┌──
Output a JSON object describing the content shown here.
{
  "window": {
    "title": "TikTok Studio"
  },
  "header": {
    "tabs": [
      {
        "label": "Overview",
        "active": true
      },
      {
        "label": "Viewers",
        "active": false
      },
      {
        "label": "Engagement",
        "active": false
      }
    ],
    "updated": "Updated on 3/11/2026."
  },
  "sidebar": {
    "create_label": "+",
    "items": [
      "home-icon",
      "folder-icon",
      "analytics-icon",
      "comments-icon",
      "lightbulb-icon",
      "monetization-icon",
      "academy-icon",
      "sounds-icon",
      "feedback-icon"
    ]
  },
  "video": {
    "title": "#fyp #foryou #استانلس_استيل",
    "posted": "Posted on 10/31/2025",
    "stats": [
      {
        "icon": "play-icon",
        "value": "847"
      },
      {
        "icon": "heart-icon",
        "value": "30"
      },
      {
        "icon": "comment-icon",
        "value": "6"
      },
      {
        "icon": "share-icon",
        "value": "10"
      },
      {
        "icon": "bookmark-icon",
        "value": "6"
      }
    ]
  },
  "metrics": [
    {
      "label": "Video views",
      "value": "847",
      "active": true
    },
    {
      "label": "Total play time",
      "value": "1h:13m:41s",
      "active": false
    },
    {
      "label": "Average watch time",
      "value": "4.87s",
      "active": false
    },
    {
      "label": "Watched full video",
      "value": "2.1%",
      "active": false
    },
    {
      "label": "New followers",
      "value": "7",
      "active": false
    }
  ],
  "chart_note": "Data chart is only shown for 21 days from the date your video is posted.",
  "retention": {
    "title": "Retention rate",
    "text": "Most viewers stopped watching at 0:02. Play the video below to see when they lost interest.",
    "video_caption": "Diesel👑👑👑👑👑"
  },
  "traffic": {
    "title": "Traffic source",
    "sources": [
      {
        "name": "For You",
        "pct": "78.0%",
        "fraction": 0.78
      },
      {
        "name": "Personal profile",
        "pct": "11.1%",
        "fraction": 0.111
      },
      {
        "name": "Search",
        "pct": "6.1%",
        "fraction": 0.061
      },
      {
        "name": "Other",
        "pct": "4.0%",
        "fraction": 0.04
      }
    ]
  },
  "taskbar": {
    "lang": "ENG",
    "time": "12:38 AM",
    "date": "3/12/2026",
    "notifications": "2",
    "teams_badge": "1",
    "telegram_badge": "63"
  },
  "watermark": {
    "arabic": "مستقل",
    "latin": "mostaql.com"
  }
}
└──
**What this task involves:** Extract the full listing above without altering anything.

**Worked solution:**
Output a JSON object describing the content shown here.
{
  "window": {
    "title": "TikTok Studio"
  },
  "header": {
    "tabs": [
      {
        "label": "Overview",
        "active": true
      },
      {
        "label": "Viewers",
        "active": false
      },
      {
        "label": "Engagement",
        "active": false
      }
    ],
    "updated": "Updated on 3/11/2026."
  },
  "sidebar": {
    "create_label": "+",
    "items": [
      "home-icon",
      "folder-icon",
      "analytics-icon",
      "comments-icon",
      "lightbulb-icon",
      "monetization-icon",
      "academy-icon",
      "sounds-icon",
      "feedback-icon"
    ]
  },
  "video": {
    "title": "#fyp #foryou #استانلس_استيل",
    "posted": "Posted on 10/31/2025",
    "stats": [
      {
        "icon": "play-icon",
        "value": "847"
      },
      {
        "icon": "heart-icon",
        "value": "30"
      },
      {
        "icon": "comment-icon",
        "value": "6"
      },
      {
        "icon": "share-icon",
        "value": "10"
      },
      {
        "icon": "bookmark-icon",
        "value": "6"
      }
    ]
  },
  "metrics": [
    {
      "label": "Video views",
      "value": "847",
      "active": true
    },
    {
      "label": "Total play time",
      "value": "1h:13m:41s",
      "active": false
    },
    {
      "label": "Average watch time",
      "value": "4.87s",
      "active": false
    },
    {
      "label": "Watched full video",
      "value": "2.1%",
      "active": false
    },
    {
      "label": "New followers",
      "value": "7",
      "active": false
    }
  ],
  "chart_note": "Data chart is only shown for 21 days from the date your video is posted.",
  "retention": {
    "title": "Retention rate",
    "text": "Most viewers stopped watching at 0:02. Play the video below to see when they lost interest.",
    "video_caption": "Diesel👑👑👑👑👑"
  },
  "traffic": {
    "title": "Traffic source",
    "sources": [
      {
        "name": "For You",
        "pct": "78.0%",
        "fraction": 0.78
      },
      {
        "name": "Personal profile",
        "pct": "11.1%",
        "fraction": 0.111
      },
      {
        "name": "Search",
        "pct": "6.1%",
        "fraction": 0.061
      },
      {
        "name": "Other",
        "pct": "4.0%",
        "fraction": 0.04
      }
    ]
  },
  "taskbar": {
    "lang": "ENG",
    "time": "12:38 AM",
    "date": "3/12/2026",
    "notifications": "2",
    "teams_badge": "1",
    "telegram_badge": "63"
  },
  "watermark": {
    "arabic": "مستقل",
    "latin": "mostaql.com"
  }
}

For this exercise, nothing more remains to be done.